If the sauce contains meat, try a red wine

When meat is incorporated into a tomato sauce, it's time to move into the territory of red wines. However, Catherine Fallis' choice isn't a big, bold red but rather something medium-bodied with a bit of spice — namely, a Zinfandel. Although not a specialty of Italy, there are several American Zinfandels that possess the lighter characteristics of an Italian red wine. As for Italian medium-bodied reds, Chianti, Barbera, and Montepulciano are great choices.

Super-rich and meaty sauces, like a slow-cooked bolognese or a wild boar ragù, can handle bigger wines like Barolo and Brunello di Montalcino, but these varietals can overpower a delicate meat-free tomato sauce. As for lighter Italian red wines, such as Dolcetto and Valpolicella, these can also be a tasty pairing with a simple tomato sauce, coming closer, body-wise, to a white wine.

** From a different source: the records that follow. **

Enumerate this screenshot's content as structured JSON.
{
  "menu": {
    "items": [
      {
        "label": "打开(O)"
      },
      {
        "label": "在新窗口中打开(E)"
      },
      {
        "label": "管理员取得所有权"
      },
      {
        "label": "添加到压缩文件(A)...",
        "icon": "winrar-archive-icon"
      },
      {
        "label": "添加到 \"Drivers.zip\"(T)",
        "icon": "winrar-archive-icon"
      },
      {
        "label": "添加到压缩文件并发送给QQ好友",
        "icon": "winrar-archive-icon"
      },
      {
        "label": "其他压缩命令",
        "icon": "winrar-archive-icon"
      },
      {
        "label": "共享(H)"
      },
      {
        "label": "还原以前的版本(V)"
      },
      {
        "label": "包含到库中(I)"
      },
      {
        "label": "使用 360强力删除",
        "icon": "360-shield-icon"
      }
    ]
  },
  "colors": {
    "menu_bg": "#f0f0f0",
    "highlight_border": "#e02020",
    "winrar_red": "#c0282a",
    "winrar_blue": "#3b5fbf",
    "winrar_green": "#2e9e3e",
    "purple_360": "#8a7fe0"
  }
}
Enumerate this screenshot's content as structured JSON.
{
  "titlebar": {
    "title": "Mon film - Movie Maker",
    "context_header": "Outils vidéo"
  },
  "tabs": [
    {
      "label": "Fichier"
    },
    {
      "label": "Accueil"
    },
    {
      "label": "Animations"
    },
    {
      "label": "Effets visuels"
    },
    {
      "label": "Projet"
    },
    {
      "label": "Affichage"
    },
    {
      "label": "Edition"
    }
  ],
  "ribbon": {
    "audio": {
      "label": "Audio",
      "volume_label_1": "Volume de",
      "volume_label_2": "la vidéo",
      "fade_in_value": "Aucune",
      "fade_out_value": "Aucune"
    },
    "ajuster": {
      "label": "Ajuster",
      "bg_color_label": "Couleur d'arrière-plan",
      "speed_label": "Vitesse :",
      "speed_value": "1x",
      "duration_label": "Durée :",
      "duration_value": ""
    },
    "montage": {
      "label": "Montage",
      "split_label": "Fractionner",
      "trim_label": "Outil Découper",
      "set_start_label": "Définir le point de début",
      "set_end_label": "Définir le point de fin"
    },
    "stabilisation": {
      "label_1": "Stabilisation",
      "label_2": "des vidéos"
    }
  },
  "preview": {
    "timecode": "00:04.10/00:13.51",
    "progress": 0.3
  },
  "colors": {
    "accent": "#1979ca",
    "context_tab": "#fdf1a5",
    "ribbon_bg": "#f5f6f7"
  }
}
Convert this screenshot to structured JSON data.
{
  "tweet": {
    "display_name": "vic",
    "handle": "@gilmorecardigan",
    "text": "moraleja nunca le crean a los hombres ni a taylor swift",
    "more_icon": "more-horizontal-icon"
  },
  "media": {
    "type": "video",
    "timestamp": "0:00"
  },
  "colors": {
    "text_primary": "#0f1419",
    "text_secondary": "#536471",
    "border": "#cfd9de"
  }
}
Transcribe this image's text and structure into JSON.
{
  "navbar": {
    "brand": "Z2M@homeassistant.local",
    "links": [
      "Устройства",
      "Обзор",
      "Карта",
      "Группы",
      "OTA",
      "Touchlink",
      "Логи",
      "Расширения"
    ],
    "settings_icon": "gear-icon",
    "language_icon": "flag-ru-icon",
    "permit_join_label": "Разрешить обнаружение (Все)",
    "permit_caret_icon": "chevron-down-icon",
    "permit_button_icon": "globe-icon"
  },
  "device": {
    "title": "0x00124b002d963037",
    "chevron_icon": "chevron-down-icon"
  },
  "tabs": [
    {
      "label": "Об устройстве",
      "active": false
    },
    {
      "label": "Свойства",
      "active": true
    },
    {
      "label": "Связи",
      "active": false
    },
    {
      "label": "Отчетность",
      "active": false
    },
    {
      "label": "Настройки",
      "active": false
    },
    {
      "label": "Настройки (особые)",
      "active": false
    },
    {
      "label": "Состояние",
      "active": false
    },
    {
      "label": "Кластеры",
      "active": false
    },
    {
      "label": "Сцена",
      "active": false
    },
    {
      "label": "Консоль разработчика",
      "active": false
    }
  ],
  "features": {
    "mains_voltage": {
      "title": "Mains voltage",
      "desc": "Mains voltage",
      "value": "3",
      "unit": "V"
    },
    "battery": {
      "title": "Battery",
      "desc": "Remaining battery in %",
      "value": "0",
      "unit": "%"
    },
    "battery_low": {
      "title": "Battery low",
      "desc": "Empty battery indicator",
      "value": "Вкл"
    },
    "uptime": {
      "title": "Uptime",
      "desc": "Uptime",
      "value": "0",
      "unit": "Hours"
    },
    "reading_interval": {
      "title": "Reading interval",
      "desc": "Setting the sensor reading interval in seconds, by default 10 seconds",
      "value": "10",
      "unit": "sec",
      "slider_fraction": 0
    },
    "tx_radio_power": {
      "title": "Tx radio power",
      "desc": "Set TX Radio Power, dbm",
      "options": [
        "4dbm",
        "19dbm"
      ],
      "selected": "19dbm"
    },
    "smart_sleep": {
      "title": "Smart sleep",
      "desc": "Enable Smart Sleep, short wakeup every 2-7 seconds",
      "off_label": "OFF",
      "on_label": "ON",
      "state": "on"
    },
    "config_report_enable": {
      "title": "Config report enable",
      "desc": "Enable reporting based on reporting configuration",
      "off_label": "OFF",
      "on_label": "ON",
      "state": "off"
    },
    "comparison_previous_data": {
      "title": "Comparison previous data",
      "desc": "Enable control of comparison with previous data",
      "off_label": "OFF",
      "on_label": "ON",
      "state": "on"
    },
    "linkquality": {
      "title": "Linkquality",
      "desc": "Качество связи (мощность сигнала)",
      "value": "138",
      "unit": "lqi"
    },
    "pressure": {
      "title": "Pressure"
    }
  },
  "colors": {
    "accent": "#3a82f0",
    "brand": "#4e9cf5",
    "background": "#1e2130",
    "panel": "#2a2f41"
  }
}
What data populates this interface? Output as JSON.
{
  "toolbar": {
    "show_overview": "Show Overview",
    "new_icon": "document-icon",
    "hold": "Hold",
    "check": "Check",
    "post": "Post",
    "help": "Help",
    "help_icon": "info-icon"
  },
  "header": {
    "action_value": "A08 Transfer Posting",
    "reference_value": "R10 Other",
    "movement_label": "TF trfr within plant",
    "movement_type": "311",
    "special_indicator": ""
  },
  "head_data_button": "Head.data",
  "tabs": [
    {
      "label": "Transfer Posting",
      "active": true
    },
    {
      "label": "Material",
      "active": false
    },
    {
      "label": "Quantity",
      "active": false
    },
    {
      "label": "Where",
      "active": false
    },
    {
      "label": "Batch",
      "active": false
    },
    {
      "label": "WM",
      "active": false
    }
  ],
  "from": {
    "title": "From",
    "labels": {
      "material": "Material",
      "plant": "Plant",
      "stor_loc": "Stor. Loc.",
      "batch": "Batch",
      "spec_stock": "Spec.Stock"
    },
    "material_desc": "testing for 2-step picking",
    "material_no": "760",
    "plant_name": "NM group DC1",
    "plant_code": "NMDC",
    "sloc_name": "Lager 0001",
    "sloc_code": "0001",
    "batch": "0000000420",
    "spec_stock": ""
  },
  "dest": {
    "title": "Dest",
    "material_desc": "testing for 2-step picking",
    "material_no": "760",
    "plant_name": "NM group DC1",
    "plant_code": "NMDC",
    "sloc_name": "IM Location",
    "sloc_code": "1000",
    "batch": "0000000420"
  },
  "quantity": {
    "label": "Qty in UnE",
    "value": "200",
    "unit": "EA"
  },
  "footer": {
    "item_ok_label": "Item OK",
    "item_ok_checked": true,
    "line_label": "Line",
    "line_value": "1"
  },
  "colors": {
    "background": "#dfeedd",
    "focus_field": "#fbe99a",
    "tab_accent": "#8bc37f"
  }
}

As with any wine, the best pairings are ultimately completely subjective and dependent on personal tastes.

Beyond meat and tomatoes

Where does this leave the plethora of other Italian pasta sauces, many of which don't contain either tomatoes or meat? Consider them opportunities to experiment with different wine pairings. Aglio e olio pasta (pasta with olive oil and garlic) would be delicious with either a medium red like Barbera, which would accentuate the garlic flavor, or a crisp white like Pinot Grigio. Fresh seafood pasta without tomatoes is delicate, light, and often tastes like the ocean itself. With such a gentle yet tasty dish, try a glass of bubbly Prosecco.

Silky pasta dishes coated with cream sauce pair excellently with light reds, crisp whites, and even Italian rose wines, which are sometimes called "rosas" or "rosatos." As for spicy pastas, like penne arrabiata or spaghetti puttanesca (both of which contain tomatoes), consider a fruity, medium red wine such as Valpolicella or Catherine Fallis' favored Pinot Grigio.

"It is absolutely one of the most neutral wines out there, which is why I love it," she says. "It is 100% drama free."